Have you ever heard about "Rush ticket
and tickets can be purchased at the Korea Tourism Organization building located on the Cheongyechon in downtown Seoul.
As part of the promotion, I was one of the KTO's K-performance supporters invited to attend MiSuDa, one of the showcased performances of the festival. As it turned out, it was more of a cultural experience than a performance, but I was excited to be there regardless.
Having kicked off earlier this month, the 7th annual Korea in Motion Festival is once again showcasing the very best nonverbal performances the country has to offer. The lineup this year is fantastic, with shows including genres of dance, traditional culture, music, comedy, and action. For the month of September, theater enthusiasts can see Seoul's top performances for up to 50% off the normal ticket price. Schedules and prices can be found at the
bbali, bbali" ("hurry, hurry") country. In fact, back in the day before it was a nation of Samsung and skyscrapers, its residents preferred a simpler, slower paced lifestyle.
I remember when this fact was first brought to my attention last year. I was walking with a Korean friend amongst the trees on Namsan Mountain. The leaves were beginning to change colors and an early autumn wind blew up the trail on which we were walking. We sat down on a traditional wooden gazebo like the ones that are commonly found in parks and outdoor resting places throughout Korea. As I was taking in the scenery, my friend informed me that gazebos like the one we were resting on were originally used by the royal and noble classes of the former dynasties. There, they would recite poetry, drink tea (and alcohol, I'm sure), play music, and dance all the while having a 360 degree view of the environment surrounding them.
Korea wasn't always an incredibly modern, high tech, "
I was happy to be on yet another blogging mission from the Korea Tourism Organization heading to Hyehwa last week after work. Hyehwa is Seoul's theater district and though I frequent the area, it isn't often that I go there to see plays. Most of the performances held in the district are in Korean, so it was exciting to be heading there for a musical. After locating the PMC venue, I took my seat in the musty-smelling theater and admired the cheesy set, seemingly straight out of The Wedding Planner. I didn't know what to expect but had a feeling it was going to be an interesting hour or two.
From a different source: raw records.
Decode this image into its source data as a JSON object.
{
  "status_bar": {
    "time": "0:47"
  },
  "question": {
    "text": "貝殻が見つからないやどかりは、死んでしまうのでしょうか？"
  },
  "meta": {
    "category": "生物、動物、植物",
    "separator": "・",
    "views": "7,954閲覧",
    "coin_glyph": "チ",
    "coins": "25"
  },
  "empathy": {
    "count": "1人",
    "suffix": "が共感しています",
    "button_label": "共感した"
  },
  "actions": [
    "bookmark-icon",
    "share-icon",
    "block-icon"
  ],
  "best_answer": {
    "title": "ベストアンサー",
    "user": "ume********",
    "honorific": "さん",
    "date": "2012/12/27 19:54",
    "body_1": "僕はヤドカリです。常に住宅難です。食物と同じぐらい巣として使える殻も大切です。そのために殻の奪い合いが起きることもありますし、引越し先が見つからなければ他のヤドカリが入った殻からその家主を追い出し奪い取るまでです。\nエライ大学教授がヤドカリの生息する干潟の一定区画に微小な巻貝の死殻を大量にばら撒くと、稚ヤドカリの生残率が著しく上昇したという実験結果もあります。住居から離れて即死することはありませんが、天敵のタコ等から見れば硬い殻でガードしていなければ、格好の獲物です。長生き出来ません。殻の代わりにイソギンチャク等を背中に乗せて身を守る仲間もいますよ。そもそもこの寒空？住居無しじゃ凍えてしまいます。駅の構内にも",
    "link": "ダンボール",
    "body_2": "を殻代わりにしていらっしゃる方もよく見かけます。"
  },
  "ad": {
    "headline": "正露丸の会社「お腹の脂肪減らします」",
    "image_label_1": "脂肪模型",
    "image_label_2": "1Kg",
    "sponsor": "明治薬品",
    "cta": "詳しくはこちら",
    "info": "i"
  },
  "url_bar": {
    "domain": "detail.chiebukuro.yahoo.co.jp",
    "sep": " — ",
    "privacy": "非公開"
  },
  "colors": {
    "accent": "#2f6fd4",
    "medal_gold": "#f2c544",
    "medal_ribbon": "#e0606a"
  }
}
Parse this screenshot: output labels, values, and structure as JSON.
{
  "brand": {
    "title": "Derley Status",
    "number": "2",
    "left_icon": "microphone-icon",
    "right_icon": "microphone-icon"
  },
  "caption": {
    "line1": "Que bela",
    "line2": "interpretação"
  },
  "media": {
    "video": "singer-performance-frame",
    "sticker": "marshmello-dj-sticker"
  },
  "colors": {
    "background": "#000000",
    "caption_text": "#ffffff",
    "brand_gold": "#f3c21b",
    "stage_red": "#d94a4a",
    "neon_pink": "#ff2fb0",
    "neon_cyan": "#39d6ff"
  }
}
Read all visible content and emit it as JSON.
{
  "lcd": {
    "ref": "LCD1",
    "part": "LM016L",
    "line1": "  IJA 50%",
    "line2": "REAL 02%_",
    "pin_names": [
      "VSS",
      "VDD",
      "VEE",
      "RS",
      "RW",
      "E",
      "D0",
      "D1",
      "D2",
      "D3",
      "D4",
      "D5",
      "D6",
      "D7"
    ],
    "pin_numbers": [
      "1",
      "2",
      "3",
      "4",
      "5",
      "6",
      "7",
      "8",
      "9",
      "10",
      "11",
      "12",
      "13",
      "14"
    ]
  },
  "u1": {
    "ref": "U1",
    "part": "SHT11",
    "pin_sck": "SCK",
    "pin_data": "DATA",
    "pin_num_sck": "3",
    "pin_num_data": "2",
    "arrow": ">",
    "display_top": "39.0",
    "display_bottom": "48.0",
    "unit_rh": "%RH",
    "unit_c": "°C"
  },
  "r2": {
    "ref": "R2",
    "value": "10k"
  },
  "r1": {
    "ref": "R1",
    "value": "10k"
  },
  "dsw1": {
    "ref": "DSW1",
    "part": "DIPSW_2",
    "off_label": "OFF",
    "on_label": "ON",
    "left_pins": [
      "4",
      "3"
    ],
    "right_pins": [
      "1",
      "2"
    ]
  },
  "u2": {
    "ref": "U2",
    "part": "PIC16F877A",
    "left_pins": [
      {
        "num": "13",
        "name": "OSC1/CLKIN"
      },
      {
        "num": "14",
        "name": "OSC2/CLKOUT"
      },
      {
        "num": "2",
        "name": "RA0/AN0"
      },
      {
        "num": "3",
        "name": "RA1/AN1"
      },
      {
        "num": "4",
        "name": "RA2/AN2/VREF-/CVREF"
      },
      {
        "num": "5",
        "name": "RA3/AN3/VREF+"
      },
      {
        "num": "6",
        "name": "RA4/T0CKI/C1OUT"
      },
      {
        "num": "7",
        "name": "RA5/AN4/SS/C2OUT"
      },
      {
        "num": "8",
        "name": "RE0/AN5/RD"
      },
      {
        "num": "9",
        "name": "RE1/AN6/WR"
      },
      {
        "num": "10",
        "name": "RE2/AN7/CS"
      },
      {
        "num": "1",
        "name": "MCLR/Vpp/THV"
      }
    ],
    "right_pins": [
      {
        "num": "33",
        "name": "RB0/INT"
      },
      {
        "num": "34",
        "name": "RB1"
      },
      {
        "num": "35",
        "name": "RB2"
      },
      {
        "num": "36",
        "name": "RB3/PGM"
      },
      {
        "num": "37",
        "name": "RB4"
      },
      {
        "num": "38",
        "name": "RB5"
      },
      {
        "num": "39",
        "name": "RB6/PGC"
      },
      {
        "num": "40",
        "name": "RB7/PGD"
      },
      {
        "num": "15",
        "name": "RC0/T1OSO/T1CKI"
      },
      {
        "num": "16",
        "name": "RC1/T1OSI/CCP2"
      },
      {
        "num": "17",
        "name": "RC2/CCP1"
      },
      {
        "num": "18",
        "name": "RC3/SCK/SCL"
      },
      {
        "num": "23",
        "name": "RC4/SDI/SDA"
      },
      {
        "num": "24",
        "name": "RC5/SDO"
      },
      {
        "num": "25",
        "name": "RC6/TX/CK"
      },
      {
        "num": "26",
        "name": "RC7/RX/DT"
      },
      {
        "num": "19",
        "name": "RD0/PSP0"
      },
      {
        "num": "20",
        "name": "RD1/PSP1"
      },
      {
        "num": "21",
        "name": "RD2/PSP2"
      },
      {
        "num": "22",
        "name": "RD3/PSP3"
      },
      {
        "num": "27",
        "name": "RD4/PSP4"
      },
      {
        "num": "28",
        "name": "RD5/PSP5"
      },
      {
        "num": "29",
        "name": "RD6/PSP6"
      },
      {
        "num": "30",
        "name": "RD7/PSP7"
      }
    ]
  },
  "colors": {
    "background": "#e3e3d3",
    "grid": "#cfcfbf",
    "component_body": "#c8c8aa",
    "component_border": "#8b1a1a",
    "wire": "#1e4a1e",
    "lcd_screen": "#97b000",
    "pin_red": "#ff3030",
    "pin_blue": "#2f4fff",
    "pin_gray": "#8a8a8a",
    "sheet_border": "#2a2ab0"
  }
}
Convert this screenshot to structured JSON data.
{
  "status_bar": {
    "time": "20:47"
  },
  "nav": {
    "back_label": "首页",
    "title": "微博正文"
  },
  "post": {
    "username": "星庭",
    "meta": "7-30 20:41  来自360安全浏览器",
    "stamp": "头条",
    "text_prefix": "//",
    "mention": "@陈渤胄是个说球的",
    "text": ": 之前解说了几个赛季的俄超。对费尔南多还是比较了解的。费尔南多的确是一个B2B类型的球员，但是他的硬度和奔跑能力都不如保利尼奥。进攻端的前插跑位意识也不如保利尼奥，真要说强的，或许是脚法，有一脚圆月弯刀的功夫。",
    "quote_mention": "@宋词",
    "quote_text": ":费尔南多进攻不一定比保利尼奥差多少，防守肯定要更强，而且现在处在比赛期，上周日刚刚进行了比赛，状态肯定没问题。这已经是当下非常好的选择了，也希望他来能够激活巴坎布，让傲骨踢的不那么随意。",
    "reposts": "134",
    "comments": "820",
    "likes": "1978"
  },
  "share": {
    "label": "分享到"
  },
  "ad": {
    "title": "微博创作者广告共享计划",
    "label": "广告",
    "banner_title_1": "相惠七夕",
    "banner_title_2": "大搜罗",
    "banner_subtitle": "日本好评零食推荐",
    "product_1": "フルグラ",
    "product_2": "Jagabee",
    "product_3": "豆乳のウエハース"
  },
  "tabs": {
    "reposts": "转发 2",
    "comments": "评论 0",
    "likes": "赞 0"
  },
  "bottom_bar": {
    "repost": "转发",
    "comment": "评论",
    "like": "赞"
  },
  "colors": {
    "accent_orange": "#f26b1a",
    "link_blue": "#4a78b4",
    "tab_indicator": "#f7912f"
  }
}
Last week, I had the privilege of attending a rather bizarre wedding that featured father-of-the-bride drunkenness, a rock-n-roll twist-off, and a gay stripper. OK, so it wasn't a real wedding, but rather the latest non-verbal performance to hit the stage of the PMC 대학로 자유극장 theater in Hyehwa-dong.